The method, the latest effort by Waterloo researchers and entrepreneurs to lead health innovation in Canada, can simultaneously analyze 96 blood samples that could contain opioids such as fentanyl in under three minutes—twice as quickly as other techniques. 

“The difference between our blood testing method and traditional methods used in laboratories and hospitals is that we can do it faster and reach the same conclusion,” said Emir Nazdrajić, a postdoctoral fellow in Waterloo's Department of Chemistry and co-author of the study. 

“Let's say someone who has overdosed is in the emergency room, and doctors need to quickly determine what they've taken to treat them effectively. The speed of our method can be lifesaving.”

In 2022, over 70,000 Americans died of overdoses from fentanyl, an opioid that is 50 times more powerful than heroin. About 7,000 people die from fentanyl annually in Canada, nearly one-third of which occurs in British Columbia, which is among the worst rates per capita in North America.

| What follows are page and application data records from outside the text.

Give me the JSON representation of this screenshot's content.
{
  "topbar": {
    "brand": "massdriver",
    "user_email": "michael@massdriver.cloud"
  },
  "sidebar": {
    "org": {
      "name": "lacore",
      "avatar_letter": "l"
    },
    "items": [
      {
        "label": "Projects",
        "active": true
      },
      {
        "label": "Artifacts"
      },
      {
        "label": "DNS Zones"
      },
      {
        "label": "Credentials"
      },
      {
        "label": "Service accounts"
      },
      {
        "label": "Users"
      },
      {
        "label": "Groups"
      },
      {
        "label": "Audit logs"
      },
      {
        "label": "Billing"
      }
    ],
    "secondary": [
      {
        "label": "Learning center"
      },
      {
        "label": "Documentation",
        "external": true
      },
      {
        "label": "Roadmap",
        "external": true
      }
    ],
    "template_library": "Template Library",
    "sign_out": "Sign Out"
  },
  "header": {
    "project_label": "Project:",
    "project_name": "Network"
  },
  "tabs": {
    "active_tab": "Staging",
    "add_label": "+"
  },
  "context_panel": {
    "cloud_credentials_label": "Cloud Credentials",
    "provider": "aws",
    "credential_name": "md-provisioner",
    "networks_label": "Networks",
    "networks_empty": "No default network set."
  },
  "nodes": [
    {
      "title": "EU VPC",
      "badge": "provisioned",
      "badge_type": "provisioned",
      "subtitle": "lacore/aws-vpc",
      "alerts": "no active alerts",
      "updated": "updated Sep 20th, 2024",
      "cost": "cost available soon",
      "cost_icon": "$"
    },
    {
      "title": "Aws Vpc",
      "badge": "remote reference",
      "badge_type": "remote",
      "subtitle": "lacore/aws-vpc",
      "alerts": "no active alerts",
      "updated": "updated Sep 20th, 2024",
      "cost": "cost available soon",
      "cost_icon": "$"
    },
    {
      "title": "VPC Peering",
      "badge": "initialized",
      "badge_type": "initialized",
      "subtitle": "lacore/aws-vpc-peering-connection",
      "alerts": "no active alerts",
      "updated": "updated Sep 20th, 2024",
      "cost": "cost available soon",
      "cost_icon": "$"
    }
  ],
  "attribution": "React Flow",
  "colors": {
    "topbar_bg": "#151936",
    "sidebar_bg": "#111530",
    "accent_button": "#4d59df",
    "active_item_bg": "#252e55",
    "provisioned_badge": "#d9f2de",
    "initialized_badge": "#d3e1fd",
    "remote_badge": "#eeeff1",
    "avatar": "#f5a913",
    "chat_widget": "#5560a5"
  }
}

When using the Waterloo-designed method, the researchers place a small amount of blood in a 96-well plate with a phosphate buffer. The well plate is then put in a machine that agitates the samples, and a solid phase microextraction (SPME) probe is introduced to enhance the drugs of interest. The sample is then analyzed by a mass spectrometer coupled to a microfluidic open interface, with results available in about 90 seconds.  

“There is a high demand for rapid screening methods using mass spectrometry (MS) that can decrease the turnaround time, cost, and limits of quantitation of existing methodologies,” said Dr. Janusz Pawliszyn, corresponding author of the study and a professor in Waterloo's Department of Chemistry. “Our method targets not only fentanyl but other drugs and certain types of diseases.”

- This press release was originally published on the University of Waterloo website